─── Source information ───

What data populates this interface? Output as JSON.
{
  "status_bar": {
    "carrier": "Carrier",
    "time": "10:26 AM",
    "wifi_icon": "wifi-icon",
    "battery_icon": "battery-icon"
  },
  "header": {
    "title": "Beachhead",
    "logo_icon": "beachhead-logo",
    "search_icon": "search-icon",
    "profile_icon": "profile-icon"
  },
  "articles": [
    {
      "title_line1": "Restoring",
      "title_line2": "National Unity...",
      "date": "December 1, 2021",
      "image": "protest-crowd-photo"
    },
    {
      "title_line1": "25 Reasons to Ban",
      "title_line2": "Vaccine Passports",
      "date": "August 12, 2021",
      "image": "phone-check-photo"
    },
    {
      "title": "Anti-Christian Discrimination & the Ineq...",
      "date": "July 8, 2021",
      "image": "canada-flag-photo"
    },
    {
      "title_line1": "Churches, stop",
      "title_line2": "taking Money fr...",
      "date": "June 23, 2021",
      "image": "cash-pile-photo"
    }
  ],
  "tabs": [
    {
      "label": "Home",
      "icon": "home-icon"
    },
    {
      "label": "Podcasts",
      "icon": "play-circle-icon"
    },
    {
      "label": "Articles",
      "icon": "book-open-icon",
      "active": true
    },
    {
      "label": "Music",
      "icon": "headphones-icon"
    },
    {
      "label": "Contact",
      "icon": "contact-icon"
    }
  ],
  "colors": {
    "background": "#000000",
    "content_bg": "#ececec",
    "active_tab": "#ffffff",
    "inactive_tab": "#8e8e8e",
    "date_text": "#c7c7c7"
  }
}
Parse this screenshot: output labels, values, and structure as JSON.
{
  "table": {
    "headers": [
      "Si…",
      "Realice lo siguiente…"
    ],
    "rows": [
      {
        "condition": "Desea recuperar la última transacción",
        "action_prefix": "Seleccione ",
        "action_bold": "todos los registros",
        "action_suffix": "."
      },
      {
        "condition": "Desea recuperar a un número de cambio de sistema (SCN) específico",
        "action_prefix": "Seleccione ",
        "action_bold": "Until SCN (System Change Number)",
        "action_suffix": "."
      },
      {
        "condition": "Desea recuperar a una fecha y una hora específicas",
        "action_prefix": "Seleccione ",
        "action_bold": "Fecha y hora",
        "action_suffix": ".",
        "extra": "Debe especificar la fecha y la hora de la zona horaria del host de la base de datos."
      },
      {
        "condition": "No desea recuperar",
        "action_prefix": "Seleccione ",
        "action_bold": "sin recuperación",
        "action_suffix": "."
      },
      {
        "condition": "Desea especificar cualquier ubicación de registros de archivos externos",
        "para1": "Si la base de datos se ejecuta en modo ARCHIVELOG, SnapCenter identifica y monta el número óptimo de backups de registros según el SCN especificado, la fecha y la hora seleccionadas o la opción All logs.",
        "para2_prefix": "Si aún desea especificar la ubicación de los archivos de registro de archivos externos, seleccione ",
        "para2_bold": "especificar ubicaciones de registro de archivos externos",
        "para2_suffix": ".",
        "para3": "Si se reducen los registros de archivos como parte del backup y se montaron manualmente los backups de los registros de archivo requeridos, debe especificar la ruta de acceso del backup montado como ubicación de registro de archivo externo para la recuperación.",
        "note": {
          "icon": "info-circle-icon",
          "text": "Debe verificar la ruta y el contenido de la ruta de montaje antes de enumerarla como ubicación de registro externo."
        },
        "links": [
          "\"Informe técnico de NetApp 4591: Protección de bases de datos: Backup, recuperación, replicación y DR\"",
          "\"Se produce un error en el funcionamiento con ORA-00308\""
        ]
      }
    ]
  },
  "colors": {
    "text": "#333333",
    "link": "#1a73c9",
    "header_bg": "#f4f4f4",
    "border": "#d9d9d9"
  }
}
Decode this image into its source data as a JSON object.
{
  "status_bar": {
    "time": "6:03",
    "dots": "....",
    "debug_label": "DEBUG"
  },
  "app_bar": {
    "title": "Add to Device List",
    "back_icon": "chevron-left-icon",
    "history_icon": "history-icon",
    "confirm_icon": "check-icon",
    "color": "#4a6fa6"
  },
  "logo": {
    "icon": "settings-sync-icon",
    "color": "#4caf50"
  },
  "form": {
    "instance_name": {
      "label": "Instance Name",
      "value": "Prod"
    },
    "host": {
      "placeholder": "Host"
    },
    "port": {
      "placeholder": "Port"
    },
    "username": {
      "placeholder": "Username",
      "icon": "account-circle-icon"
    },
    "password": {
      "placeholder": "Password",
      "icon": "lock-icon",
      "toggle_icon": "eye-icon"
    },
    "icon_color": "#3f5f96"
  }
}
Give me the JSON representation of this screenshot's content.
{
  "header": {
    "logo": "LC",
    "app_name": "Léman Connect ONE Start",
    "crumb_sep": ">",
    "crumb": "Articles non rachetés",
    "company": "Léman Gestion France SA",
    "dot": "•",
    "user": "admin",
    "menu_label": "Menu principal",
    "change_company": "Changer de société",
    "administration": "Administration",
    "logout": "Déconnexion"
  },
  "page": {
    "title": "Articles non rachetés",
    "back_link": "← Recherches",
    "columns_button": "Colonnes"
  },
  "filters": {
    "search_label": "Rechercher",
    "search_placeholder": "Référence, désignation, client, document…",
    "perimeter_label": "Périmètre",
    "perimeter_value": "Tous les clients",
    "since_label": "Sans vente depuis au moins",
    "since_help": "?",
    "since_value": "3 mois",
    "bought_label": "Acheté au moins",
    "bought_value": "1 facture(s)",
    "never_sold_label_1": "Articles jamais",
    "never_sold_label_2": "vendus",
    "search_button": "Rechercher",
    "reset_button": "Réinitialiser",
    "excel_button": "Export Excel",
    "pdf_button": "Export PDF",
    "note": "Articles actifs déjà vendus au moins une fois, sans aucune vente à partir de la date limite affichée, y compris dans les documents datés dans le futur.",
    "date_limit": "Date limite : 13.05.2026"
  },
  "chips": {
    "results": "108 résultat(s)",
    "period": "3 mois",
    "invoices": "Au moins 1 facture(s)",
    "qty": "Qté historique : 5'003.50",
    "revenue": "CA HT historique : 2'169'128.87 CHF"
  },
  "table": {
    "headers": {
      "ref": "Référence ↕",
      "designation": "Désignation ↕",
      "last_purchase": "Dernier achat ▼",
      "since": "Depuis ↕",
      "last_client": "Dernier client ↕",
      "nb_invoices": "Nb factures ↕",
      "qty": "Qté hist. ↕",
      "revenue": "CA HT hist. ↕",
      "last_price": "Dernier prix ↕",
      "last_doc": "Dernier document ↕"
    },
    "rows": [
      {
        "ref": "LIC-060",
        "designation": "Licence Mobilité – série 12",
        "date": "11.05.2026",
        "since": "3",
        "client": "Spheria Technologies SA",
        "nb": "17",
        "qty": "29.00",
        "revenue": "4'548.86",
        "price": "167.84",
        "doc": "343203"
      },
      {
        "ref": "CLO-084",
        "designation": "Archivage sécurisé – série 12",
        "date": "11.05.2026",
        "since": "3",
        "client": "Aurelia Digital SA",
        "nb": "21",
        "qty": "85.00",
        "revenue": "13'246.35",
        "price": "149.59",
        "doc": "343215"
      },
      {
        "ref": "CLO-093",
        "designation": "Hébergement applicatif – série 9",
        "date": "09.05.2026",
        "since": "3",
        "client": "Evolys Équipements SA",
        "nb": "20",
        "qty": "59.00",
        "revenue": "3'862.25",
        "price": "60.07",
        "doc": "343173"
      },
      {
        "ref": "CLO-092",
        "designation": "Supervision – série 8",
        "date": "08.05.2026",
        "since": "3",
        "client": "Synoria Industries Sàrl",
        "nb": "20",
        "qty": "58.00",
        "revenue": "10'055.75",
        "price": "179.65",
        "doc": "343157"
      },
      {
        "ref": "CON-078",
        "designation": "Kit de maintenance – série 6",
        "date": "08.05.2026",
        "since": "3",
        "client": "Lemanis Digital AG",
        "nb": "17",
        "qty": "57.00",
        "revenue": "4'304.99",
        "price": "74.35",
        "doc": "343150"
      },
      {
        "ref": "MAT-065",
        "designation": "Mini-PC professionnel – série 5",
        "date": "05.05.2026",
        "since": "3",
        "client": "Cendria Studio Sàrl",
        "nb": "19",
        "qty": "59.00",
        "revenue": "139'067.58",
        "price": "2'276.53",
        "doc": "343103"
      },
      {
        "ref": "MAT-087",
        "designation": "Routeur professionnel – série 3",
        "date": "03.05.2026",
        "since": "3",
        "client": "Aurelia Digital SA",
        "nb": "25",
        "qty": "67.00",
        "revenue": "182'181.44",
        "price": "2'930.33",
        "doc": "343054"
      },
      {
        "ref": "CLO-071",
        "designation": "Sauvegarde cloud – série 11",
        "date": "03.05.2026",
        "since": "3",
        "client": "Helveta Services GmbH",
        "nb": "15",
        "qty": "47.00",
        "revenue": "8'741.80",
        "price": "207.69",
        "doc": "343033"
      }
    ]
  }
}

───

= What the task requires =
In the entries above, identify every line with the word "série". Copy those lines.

= Exercise output =
        "designation": "Licence Mobilité – série 12",
        "designation": "Archivage sécurisé – série 12",
        "designation": "Hébergement applicatif – série 9",
        "designation": "Supervision – série 8",
        "designation": "Kit de maintenance – série 6",
        "designation": "Mini-PC professionnel – série 5",
        "designation": "Routeur professionnel – série 3",
        "designation": "Sauvegarde cloud – série 11",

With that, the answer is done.